→ EXERCISE DETAILS
Your copy should match the entries exactly, except that it holds no pictures.

→ SUPPLIED MATERIAL
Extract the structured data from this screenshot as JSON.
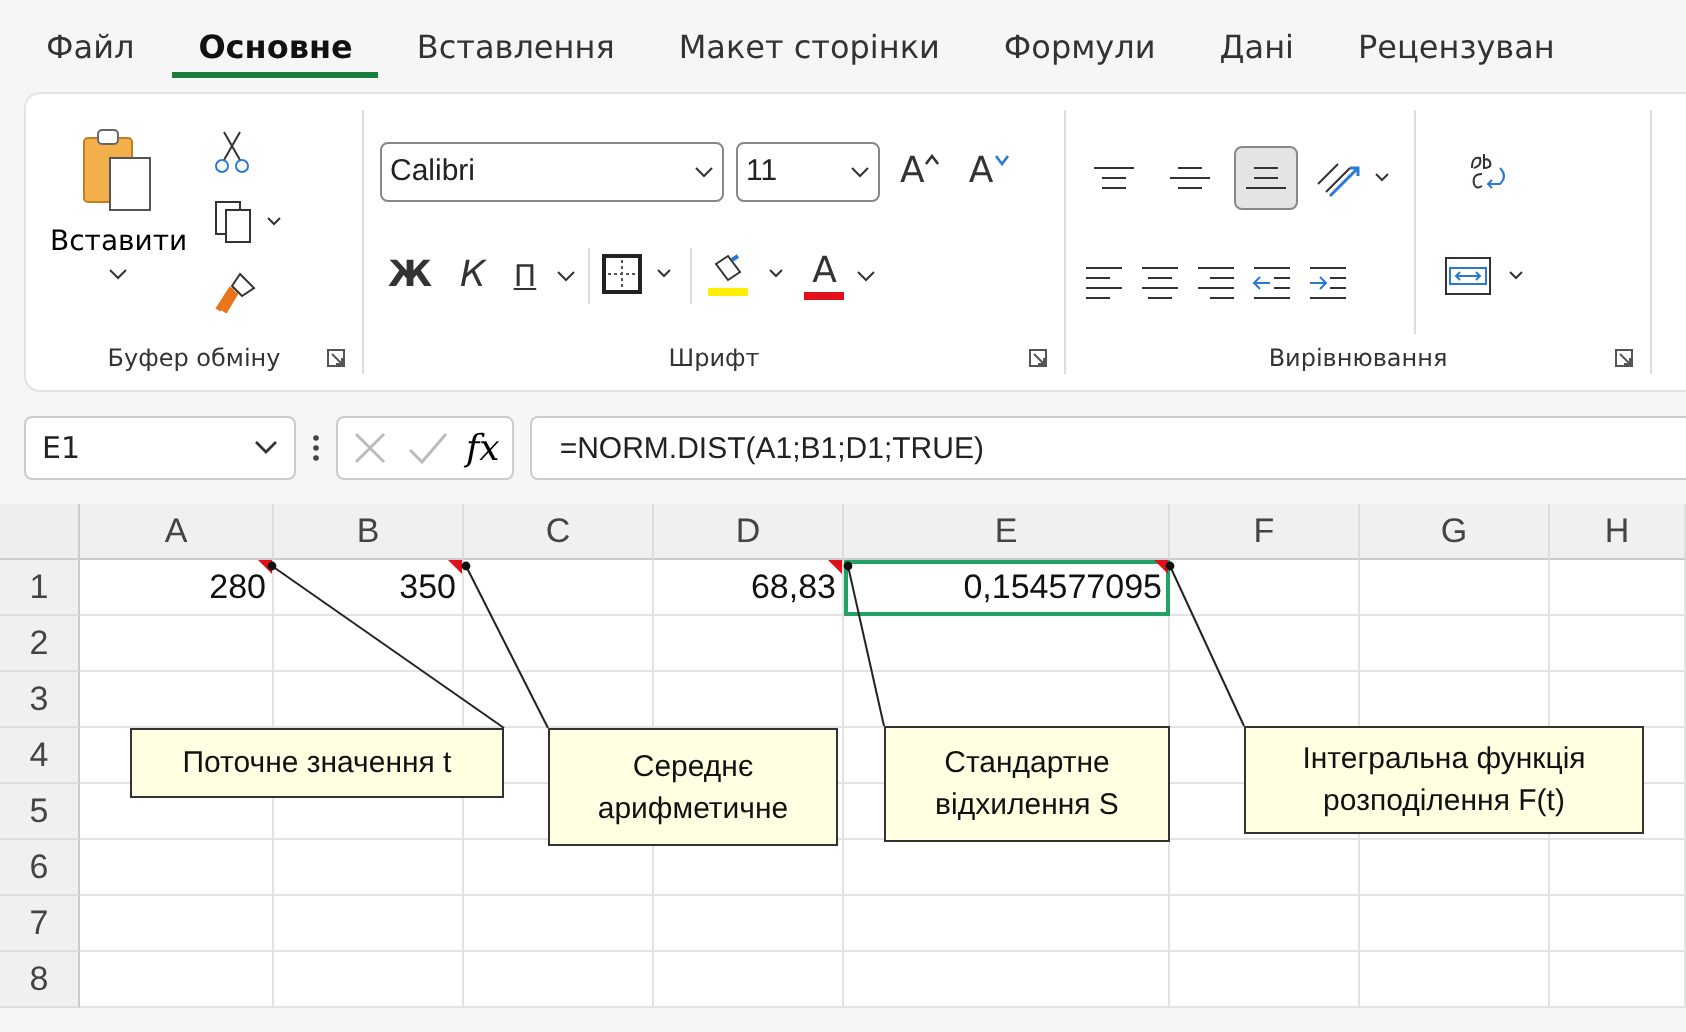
{
  "tabs": [
    {
      "label": "Файл",
      "selected": false
    },
    {
      "label": "Основне",
      "selected": true
    },
    {
      "label": "Вставлення",
      "selected": false
    },
    {
      "label": "Макет сторінки",
      "selected": false
    },
    {
      "label": "Формули",
      "selected": false
    },
    {
      "label": "Дані",
      "selected": false
    },
    {
      "label": "Рецензуван",
      "selected": false
    }
  ],
  "ribbon": {
    "clipboard": {
      "paste_label": "Вставити",
      "group_label": "Буфер обміну"
    },
    "font": {
      "font_name": "Calibri",
      "font_size": "11",
      "grow": "A",
      "shrink": "A",
      "bold": "Ж",
      "italic": "К",
      "underline": "П",
      "font_color": "A",
      "group_label": "Шрифт"
    },
    "alignment": {
      "vertical": [
        {
          "selected": false
        },
        {
          "selected": false
        },
        {
          "selected": true
        }
      ],
      "group_label": "Вирівнювання"
    }
  },
  "formula_bar": {
    "name_box": "E1",
    "fx": "fx",
    "formula": "=NORM.DIST(A1;B1;D1;TRUE)"
  },
  "columns": [
    "A",
    "B",
    "C",
    "D",
    "E",
    "F",
    "G",
    "H"
  ],
  "rows": [
    {
      "label": "1",
      "cells": [
        {
          "kind": "number",
          "value": "280",
          "comment": true,
          "selected": false
        },
        {
          "kind": "number",
          "value": "350",
          "comment": true,
          "selected": false
        },
        {
          "kind": "empty",
          "comment": false,
          "selected": false
        },
        {
          "kind": "number",
          "value": "68,83",
          "comment": true,
          "selected": false
        },
        {
          "kind": "number",
          "value": "0,154577095",
          "comment": true,
          "selected": true
        },
        {
          "kind": "empty",
          "comment": false,
          "selected": false
        },
        {
          "kind": "empty",
          "comment": false,
          "selected": false
        },
        {
          "kind": "empty",
          "comment": false,
          "selected": false
        }
      ]
    },
    {
      "label": "2"
    },
    {
      "label": "3"
    },
    {
      "label": "4"
    },
    {
      "label": "5"
    },
    {
      "label": "6"
    },
    {
      "label": "7"
    },
    {
      "label": "8"
    }
  ],
  "comments": [
    {
      "text": "Поточне значення t"
    },
    {
      "text": "Середнє арифметичне"
    },
    {
      "text": "Стандартне відхилення S"
    },
    {
      "text": "Інтегральна функція розподілення F(t)"
    }
  ]
}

→ SOLUTION FOR THIS EXERCISE
Extract the structured data from this screenshot as JSON.
{
  "tabs": [
    {
      "label": "Файл",
      "selected": false
    },
    {
      "label": "Основне",
      "selected": true
    },
    {
      "label": "Вставлення",
      "selected": false
    },
    {
      "label": "Макет сторінки",
      "selected": false
    },
    {
      "label": "Формули",
      "selected": false
    },
    {
      "label": "Дані",
      "selected": false
    },
    {
      "label": "Рецензуван",
      "selected": false
    }
  ],
  "ribbon": {
    "clipboard": {
      "paste_label": "Вставити",
      "group_label": "Буфер обміну"
    },
    "font": {
      "font_name": "Calibri",
      "font_size": "11",
      "grow": "A",
      "shrink": "A",
      "bold": "Ж",
      "italic": "К",
      "underline": "П",
      "font_color": "A",
      "group_label": "Шрифт"
    },
    "alignment": {
      "vertical": [
        {
          "selected": false
        },
        {
          "selected": false
        },
        {
          "selected": true
        }
      ],
      "group_label": "Вирівнювання"
    }
  },
  "formula_bar": {
    "name_box": "E1",
    "fx": "fx",
    "formula": "=NORM.DIST(A1;B1;D1;TRUE)"
  },
  "columns": [
    "A",
    "B",
    "C",
    "D",
    "E",
    "F",
    "G",
    "H"
  ],
  "rows": [
    {
      "label": "1",
      "cells": [
        {
          "kind": "number",
          "value": "280",
          "comment": true,
          "selected": false
        },
        {
          "kind": "number",
          "value": "350",
          "comment": true,
          "selected": false
        },
        {
          "kind": "empty",
          "comment": false,
          "selected": false
        },
        {
          "kind": "number",
          "value": "68,83",
          "comment": true,
          "selected": false
        },
        {
          "kind": "number",
          "value": "0,154577095",
          "comment": true,
          "selected": true
        },
        {
          "kind": "empty",
          "comment": false,
          "selected": false
        },
        {
          "kind": "empty",
          "comment": false,
          "selected": false
        },
        {
          "kind": "empty",
          "comment": false,
          "selected": false
        }
      ]
    },
    {
      "label": "2"
    },
    {
      "label": "3"
    },
    {
      "label": "4"
    },
    {
      "label": "5"
    },
    {
      "label": "6"
    },
    {
      "label": "7"
    },
    {
      "label": "8"
    }
  ],
  "comments": [
    {
      "text": "Поточне значення t"
    },
    {
      "text": "Середнє арифметичне"
    },
    {
      "text": "Стандартне відхилення S"
    },
    {
      "text": "Інтегральна функція розподілення F(t)"
    }
  ]
}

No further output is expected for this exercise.